The action then shifts to the gorgeous, sun-drenched Cap Ferret in the South West of France, where the friends congregate at the holiday home of Max (Francois Cluzet) and his wife (Valérie Bonneton). All is seemingly fine at first, but the growing discontentment of the group (fuelled partly by the guilt of leaving their friend in hospital) puts a strain on things, and what was once a playful, fun-loving dynamic and fun retreat begins to lose it lustre as secrets are revealed and relationships are tested.

Much like his directorial debut, Tell No One, actor-turned-filmmaker Guillaume Canet shows a real confidence behind the camera here. The opening scene is a masterclass in hand-held fluidity which would makes the likes of Brian De Palma green with envy, and he also shows considerable skill in juggling a talented ensemble. The group’s relationships to one another are well-handled and structured, and what you get is something akin to a French Cold Feet, albeit with an extremely handsome Gallic cast.

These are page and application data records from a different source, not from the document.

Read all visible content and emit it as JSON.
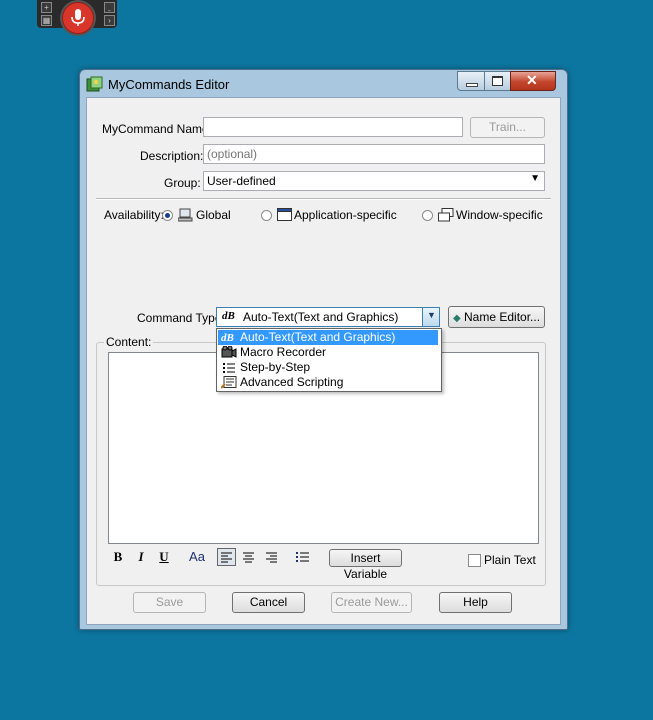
{
  "window": {
    "title": "MyCommands Editor"
  },
  "form": {
    "name_label": "MyCommand Name:",
    "name_value": "",
    "train_label": "Train...",
    "description_label": "Description:",
    "description_placeholder": "(optional)",
    "group_label": "Group:",
    "group_value": "User-defined"
  },
  "availability": {
    "label": "Availability:",
    "options": [
      {
        "label": "Global",
        "selected": true
      },
      {
        "label": "Application-specific",
        "selected": false
      },
      {
        "label": "Window-specific",
        "selected": false
      }
    ]
  },
  "command_type": {
    "label": "Command Type:",
    "value": "Auto-Text(Text and Graphics)",
    "name_editor_label": "Name Editor...",
    "options": [
      {
        "label": "Auto-Text(Text and Graphics)",
        "icon": "auto-text-icon",
        "selected": true
      },
      {
        "label": "Macro Recorder",
        "icon": "macro-recorder-icon",
        "selected": false
      },
      {
        "label": "Step-by-Step",
        "icon": "step-by-step-icon",
        "selected": false
      },
      {
        "label": "Advanced Scripting",
        "icon": "advanced-scripting-icon",
        "selected": false
      }
    ]
  },
  "content": {
    "label": "Content:",
    "bold": "B",
    "italic": "I",
    "underline": "U",
    "font": "Aa",
    "insert_variable_label": "Insert Variable",
    "plain_text_label": "Plain Text"
  },
  "footer": {
    "save_label": "Save",
    "cancel_label": "Cancel",
    "create_new_label": "Create New...",
    "help_label": "Help"
  }
}
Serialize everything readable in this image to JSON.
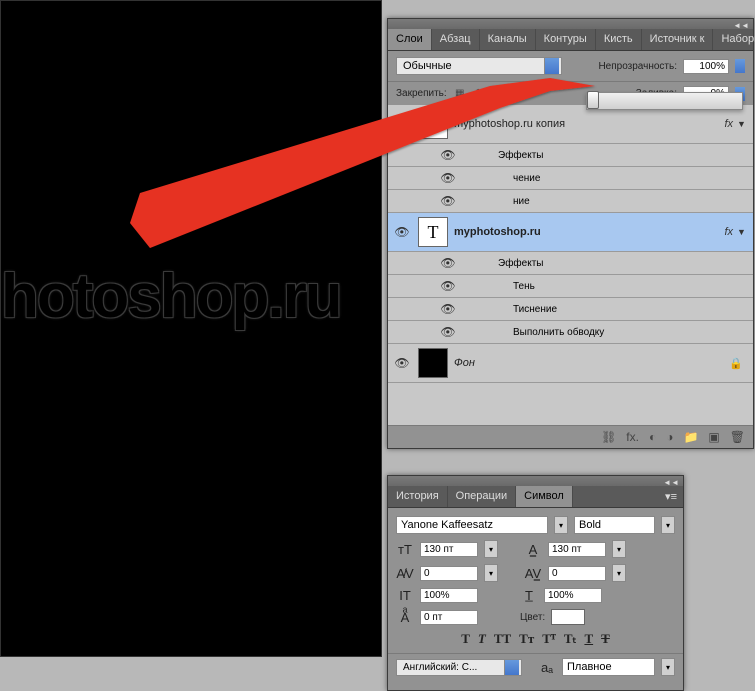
{
  "canvas": {
    "text": "hotoshop.ru"
  },
  "layers_panel": {
    "tabs": [
      "Слои",
      "Абзац",
      "Каналы",
      "Контуры",
      "Кисть",
      "Источник к",
      "Наборы ки"
    ],
    "active_tab": 0,
    "blend_mode": "Обычные",
    "opacity_label": "Непрозрачность:",
    "opacity_value": "100%",
    "lock_label": "Закрепить:",
    "fill_label": "Заливка:",
    "fill_value": "0%",
    "layers": [
      {
        "name": "myphotoshop.ru копия",
        "type": "text",
        "visible": true,
        "fx": true
      },
      {
        "name": "Эффекты",
        "type": "effect-header",
        "visible": true
      },
      {
        "name": "чение",
        "type": "effect",
        "visible": true
      },
      {
        "name": "ние",
        "type": "effect",
        "visible": true
      },
      {
        "name": "myphotoshop.ru",
        "type": "text",
        "visible": true,
        "fx": true,
        "selected": true,
        "bold": true
      },
      {
        "name": "Эффекты",
        "type": "effect-header",
        "visible": true
      },
      {
        "name": "Тень",
        "type": "effect",
        "visible": true
      },
      {
        "name": "Тиснение",
        "type": "effect",
        "visible": true
      },
      {
        "name": "Выполнить обводку",
        "type": "effect",
        "visible": true
      },
      {
        "name": "Фон",
        "type": "bg",
        "visible": true,
        "locked": true
      }
    ]
  },
  "char_panel": {
    "tabs": [
      "История",
      "Операции",
      "Символ"
    ],
    "active_tab": 2,
    "font": "Yanone Kaffeesatz",
    "weight": "Bold",
    "size": "130 пт",
    "leading": "130 пт",
    "kerning": "0",
    "tracking": "0",
    "vscale": "100%",
    "hscale": "100%",
    "baseline": "0 пт",
    "color_label": "Цвет:",
    "language": "Английский: С...",
    "aa_label": "aₐ",
    "aa_value": "Плавное"
  }
}
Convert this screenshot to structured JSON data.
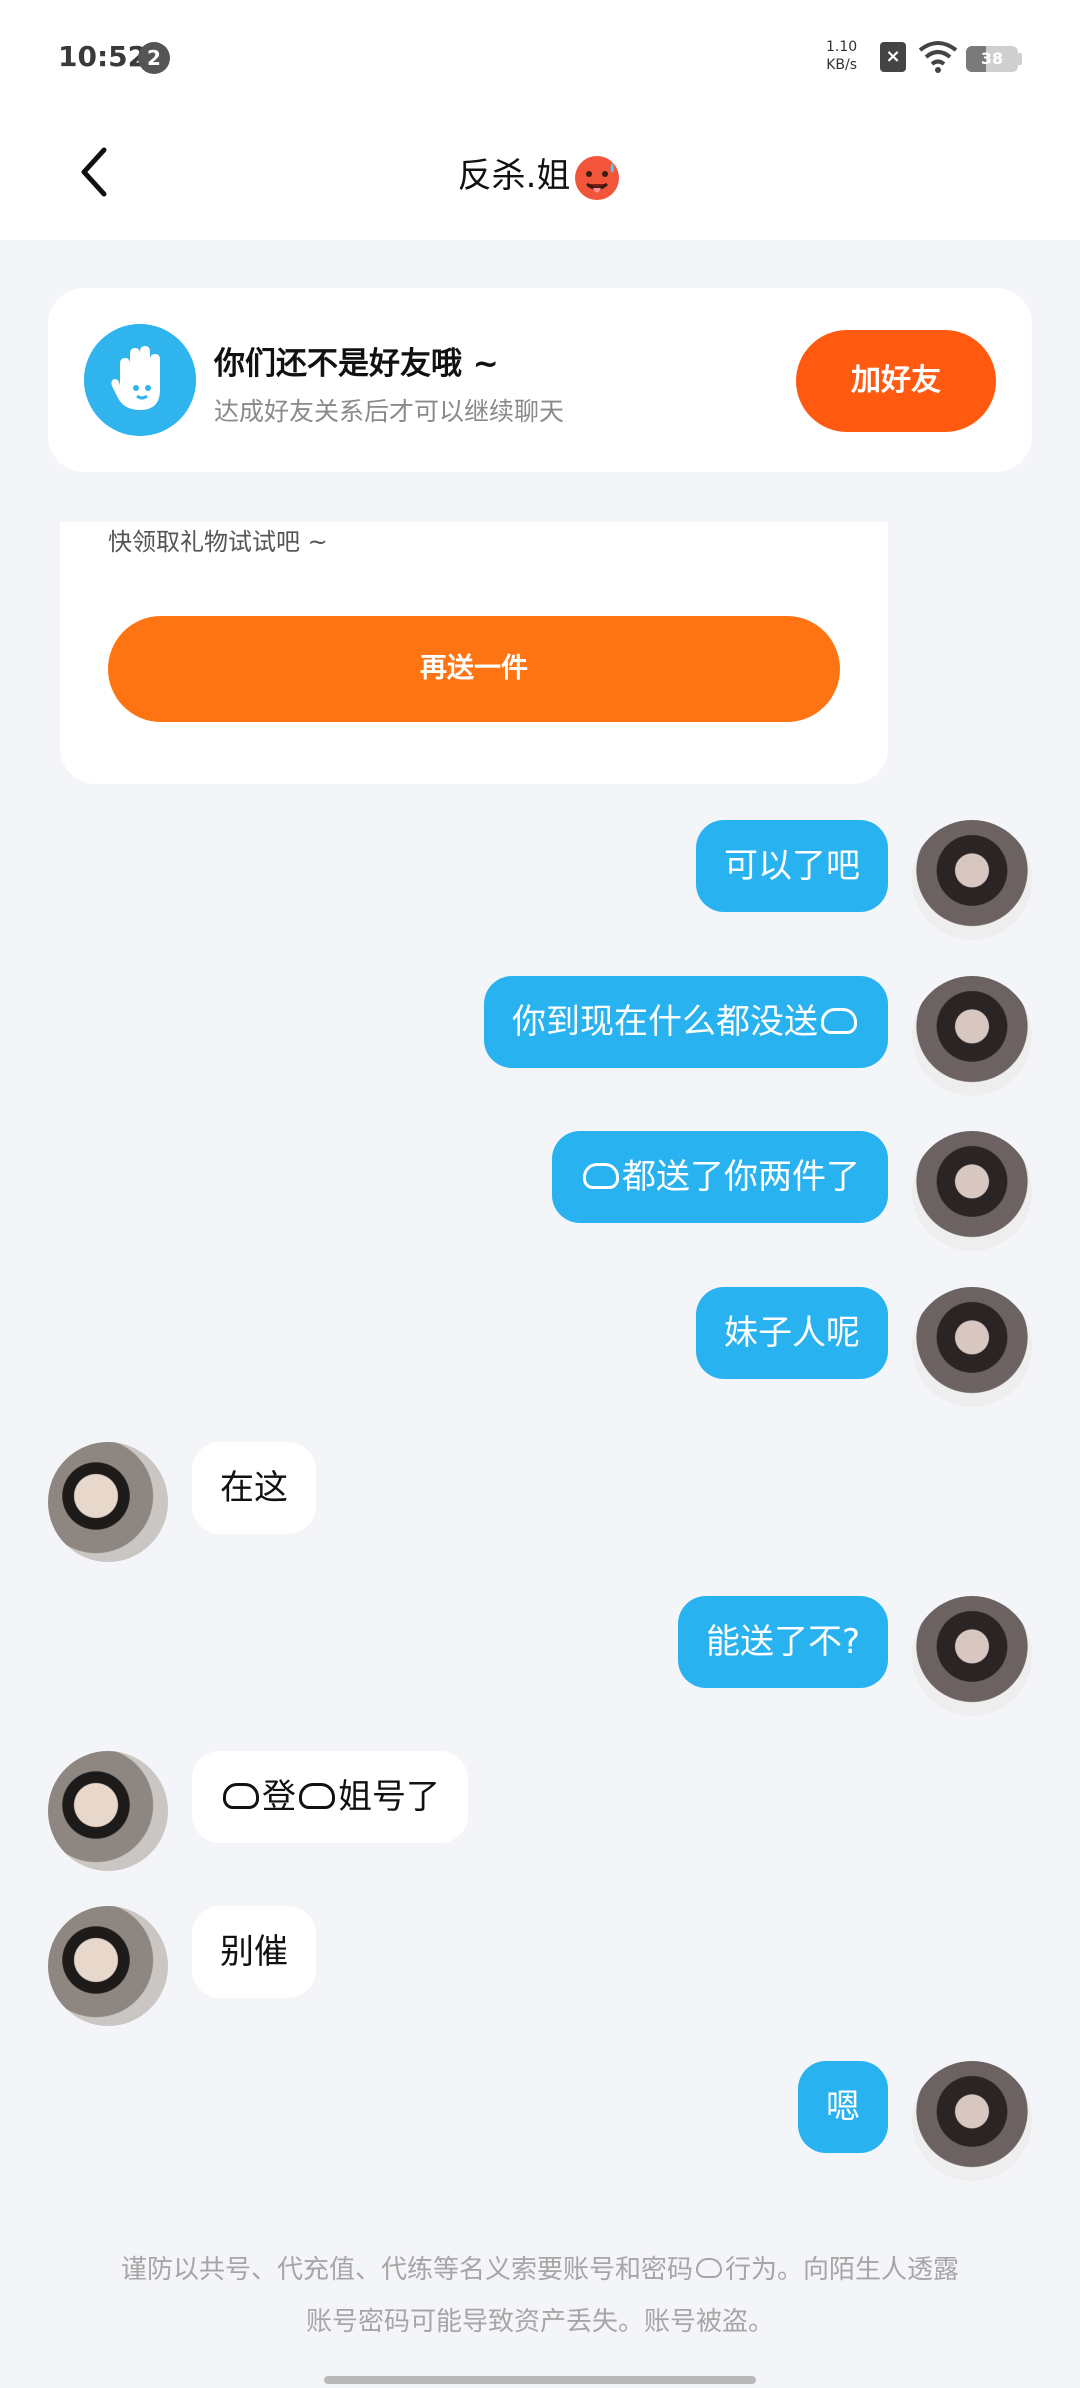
{
  "status_bar": {
    "time": "10:52",
    "notification_count": "2",
    "net_speed_value": "1.10",
    "net_speed_unit": "KB/s",
    "battery": "38",
    "battery_level": 0.38
  },
  "header": {
    "title": "反杀.姐",
    "title_emoji": "hot-face-emoji"
  },
  "friend_banner": {
    "title": "你们还不是好友哦 ~",
    "subtitle": "达成好友关系后才可以继续聊天",
    "button": "加好友"
  },
  "gift_card": {
    "text": "快领取礼物试试吧 ~",
    "button": "再送一件"
  },
  "messages": [
    {
      "side": "out",
      "text": "可以了吧"
    },
    {
      "side": "out",
      "text": "你到现在什么都没送"
    },
    {
      "side": "out",
      "text": "都送了你两件了"
    },
    {
      "side": "out",
      "text": "妹子人呢"
    },
    {
      "side": "in",
      "text": "在这"
    },
    {
      "side": "out",
      "text": "能送了不?"
    },
    {
      "side": "in",
      "text_a": "登",
      "text_b": "姐号了"
    },
    {
      "side": "in",
      "text": "别催"
    },
    {
      "side": "out",
      "text": "嗯"
    }
  ],
  "footer": {
    "line1": "谨防以共号、代充值、代练等名义索要账号和密码",
    "line1_end": "行为。向陌生人透露",
    "line2": "账号密码可能导致资产丢失。账号被盗。"
  },
  "colors": {
    "outgoing_bubble": "#28b2f0",
    "incoming_bubble": "#ffffff",
    "accent_orange": "#ff5a10",
    "gift_orange": "#ff7412",
    "background": "#f4f5f8"
  }
}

Cluzet (who has the look of a tall, younger version of Dustin Hoffman) is both a relatable, yet exasperating figure as the stressed-out, neurotic restaurant owner, who also has to content with the revelation that one of the married male friends has feelings towards him. The commitment-phobe Cotillaer (real-life partner to Canet) is also very strong here, and even if her character may come across as slightly shallow, she has a luminous screen presence which proves hard to keep your eyes off her. Gilles Lellouche (who, along with Cluzet, appeared in Tell No One,) is another standout as a fun-loving actor Eric, who is in denial about his relationship hitting the skids.

Although tensions between a number of the characters begin to bubble-up, this is a gentle and laid-back drama with the kind of inviting world which makes you wish you could step right through the cinema screen, into it. Crucially, it never descends into melodrama, and what you’re left with is a pleasant, picturesque look into the lives of these appealing characters. A great classic jukebox soundtrack (populated with the likes of Nina Simone and Creedence Clearwater Revival) can’t help but bring to mind those other middle-age soul-searching features from the past (The Big Chill, in particular) but nevertheless, the songs themselves really add to the surroundings, imbuing the film with a classy, timeless feel.

Canet’s only misstep is his reluctance to impose a tougher edit on the film, and at almost two and a half hours, it wouldn’t have hurt to trim a good 15/20 minutes off the total running time. This is a minor quibble however, and apart from the overlong and self-indulgent coda, the time spent in this environment almost justifies the film’s length.

Little White Lies will undoubtedly be pigeon-holed into the foreign arthouse category by some upon its UK release, but this is very much a mainstream drama for a mainstream audience and if the multiplex crowd could cast aside their unjustifiable aversion to subtitled films for once, they’d find much to enjoy here.